Segment Start: Task input
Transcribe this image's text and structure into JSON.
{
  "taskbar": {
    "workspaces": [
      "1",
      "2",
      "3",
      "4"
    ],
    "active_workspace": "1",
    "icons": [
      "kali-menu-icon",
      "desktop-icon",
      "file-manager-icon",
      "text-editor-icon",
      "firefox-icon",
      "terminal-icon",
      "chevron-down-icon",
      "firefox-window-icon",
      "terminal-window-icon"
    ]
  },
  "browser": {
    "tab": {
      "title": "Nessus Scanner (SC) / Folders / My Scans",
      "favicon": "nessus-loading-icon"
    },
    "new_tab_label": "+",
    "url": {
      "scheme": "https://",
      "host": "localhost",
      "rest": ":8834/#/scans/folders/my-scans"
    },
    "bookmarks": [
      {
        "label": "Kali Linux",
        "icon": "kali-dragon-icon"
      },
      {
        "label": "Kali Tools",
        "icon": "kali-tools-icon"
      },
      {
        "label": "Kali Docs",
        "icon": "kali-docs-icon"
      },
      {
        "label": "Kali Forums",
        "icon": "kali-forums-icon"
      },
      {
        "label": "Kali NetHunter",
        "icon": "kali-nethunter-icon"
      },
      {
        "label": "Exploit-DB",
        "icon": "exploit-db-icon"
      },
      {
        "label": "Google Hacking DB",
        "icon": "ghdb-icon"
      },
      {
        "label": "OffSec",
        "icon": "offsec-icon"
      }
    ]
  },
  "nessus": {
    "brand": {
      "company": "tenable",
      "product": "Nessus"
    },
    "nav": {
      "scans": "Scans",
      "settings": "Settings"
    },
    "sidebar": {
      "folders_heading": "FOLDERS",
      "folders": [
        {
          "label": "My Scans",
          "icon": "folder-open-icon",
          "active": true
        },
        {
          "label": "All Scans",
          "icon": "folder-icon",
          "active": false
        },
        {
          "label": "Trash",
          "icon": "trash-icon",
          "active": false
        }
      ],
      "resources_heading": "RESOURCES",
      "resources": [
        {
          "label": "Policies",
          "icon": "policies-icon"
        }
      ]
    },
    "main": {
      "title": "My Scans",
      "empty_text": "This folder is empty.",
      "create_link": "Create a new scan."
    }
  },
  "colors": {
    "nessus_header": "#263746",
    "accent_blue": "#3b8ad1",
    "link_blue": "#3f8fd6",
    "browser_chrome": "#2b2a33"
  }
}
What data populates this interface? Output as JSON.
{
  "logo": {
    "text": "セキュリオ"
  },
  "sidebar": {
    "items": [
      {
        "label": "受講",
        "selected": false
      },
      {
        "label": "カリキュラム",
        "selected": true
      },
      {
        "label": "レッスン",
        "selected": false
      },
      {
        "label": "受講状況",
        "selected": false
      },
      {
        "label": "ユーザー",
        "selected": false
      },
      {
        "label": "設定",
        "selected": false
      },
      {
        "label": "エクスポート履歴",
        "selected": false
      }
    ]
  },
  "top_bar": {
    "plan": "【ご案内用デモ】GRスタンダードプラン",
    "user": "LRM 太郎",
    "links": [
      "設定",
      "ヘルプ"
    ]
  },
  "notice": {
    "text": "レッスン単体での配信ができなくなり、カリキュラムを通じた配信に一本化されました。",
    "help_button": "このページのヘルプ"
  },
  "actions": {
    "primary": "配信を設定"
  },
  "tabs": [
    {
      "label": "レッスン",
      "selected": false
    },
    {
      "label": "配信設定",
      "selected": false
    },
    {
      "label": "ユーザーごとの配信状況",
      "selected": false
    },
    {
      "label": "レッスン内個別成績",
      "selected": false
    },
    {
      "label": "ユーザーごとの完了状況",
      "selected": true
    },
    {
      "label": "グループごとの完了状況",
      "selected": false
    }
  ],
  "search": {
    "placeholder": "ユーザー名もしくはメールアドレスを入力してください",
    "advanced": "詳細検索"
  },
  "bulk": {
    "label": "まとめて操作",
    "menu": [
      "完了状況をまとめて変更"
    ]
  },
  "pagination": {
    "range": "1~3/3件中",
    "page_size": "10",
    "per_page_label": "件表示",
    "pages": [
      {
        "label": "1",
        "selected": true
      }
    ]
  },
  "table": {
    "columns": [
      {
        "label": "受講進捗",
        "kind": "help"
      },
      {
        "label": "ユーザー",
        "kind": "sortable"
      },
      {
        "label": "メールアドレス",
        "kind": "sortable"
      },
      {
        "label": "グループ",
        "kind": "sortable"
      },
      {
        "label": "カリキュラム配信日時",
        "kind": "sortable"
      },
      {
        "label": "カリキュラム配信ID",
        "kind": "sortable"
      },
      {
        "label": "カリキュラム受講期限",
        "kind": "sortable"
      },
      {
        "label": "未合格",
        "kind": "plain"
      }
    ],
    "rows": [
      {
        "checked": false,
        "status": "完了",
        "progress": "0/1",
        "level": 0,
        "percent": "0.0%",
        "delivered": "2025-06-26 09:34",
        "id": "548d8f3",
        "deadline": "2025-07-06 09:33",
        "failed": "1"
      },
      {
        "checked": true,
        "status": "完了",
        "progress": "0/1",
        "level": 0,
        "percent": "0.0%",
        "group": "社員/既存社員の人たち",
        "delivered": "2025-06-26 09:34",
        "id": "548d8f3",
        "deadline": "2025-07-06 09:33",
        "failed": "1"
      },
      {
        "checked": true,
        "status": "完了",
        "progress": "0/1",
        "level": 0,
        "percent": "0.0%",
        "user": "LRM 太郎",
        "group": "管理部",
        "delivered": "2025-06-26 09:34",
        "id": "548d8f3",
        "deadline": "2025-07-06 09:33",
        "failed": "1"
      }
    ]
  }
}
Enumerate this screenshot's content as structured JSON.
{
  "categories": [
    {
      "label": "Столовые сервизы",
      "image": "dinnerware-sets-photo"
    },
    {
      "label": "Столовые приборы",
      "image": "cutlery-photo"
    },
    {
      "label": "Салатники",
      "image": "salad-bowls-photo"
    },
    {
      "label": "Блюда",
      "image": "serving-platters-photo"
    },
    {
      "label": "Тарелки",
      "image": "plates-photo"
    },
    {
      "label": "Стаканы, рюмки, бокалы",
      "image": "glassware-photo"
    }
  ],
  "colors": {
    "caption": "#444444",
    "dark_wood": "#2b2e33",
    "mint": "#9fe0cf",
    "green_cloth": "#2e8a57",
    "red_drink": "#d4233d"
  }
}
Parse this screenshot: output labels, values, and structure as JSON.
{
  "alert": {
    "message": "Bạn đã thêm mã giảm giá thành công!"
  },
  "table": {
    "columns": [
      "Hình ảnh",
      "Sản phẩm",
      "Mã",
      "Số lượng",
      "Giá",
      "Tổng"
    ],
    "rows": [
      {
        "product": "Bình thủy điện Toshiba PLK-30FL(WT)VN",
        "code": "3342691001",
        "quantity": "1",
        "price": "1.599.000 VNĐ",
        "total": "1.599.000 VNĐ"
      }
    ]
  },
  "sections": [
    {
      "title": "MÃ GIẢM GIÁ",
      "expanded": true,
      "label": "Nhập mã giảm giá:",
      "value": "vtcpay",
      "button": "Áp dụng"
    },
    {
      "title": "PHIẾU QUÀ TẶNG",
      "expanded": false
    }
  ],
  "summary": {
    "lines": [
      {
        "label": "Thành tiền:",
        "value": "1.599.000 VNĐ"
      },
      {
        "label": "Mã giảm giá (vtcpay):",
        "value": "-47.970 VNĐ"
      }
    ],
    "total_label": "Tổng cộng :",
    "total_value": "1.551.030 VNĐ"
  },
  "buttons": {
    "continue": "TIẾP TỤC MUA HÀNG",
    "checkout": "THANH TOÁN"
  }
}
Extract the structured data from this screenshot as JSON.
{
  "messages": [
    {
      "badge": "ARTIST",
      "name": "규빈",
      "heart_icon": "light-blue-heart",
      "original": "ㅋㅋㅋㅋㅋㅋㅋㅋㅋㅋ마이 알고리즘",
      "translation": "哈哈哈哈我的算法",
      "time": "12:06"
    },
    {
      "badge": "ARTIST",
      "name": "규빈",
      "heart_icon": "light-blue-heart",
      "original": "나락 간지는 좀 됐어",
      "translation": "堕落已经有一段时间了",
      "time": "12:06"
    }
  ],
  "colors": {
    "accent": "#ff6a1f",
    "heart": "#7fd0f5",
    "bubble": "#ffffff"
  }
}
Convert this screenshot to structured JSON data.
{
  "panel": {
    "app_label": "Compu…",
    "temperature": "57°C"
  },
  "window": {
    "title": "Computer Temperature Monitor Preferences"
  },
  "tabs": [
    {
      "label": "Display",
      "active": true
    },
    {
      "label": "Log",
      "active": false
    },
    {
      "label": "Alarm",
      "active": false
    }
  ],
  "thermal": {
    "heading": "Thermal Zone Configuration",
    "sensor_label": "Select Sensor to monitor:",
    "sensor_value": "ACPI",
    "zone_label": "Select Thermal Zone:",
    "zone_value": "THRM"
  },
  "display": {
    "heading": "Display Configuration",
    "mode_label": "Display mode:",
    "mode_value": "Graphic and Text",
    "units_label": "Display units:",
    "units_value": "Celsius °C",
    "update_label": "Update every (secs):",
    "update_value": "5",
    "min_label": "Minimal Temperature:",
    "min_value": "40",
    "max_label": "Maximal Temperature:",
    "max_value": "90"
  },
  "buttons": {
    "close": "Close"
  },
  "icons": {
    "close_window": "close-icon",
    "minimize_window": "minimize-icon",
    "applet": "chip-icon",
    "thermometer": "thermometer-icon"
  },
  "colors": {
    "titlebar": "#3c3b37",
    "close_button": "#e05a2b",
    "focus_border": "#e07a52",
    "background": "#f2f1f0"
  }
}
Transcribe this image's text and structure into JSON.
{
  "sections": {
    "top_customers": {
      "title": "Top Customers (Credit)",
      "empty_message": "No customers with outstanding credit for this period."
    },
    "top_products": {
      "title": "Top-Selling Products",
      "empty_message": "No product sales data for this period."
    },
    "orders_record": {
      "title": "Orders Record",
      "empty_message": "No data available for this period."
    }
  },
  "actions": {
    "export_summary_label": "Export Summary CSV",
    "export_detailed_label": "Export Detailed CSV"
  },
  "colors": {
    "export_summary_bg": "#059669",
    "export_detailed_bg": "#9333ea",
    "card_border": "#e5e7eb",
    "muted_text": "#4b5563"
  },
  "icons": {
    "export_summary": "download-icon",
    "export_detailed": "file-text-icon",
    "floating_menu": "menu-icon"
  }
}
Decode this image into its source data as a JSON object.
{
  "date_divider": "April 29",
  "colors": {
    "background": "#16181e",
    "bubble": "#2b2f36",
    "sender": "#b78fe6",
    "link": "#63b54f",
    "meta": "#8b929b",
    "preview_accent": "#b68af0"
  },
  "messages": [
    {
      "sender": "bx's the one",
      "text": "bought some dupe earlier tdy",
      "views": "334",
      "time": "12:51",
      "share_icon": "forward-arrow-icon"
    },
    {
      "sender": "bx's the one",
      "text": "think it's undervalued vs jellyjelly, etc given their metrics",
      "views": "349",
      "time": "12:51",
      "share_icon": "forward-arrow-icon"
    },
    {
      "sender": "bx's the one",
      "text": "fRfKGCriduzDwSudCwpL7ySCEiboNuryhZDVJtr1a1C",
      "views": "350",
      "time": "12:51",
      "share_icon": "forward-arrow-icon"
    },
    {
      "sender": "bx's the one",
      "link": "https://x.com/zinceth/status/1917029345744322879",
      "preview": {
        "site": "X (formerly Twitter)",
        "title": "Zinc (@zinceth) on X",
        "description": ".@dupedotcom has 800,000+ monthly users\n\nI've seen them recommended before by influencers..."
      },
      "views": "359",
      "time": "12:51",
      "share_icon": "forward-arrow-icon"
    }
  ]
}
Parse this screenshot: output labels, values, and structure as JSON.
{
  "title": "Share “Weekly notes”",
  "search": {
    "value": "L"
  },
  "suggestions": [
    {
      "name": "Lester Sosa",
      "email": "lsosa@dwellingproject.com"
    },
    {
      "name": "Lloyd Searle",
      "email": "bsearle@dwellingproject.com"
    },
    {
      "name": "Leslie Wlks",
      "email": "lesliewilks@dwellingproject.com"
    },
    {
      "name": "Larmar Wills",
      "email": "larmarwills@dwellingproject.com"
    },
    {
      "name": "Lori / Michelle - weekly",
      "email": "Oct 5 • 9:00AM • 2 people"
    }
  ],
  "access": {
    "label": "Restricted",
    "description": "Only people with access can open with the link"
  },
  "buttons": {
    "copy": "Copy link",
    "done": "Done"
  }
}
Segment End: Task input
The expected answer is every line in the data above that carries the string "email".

## Output for this task
      "email": "lsosa@dwellingproject.com"
      "email": "bsearle@dwellingproject.com"
      "email": "lesliewilks@dwellingproject.com"
      "email": "larmarwills@dwellingproject.com"
      "email": "Oct 5 • 9:00AM • 2 people"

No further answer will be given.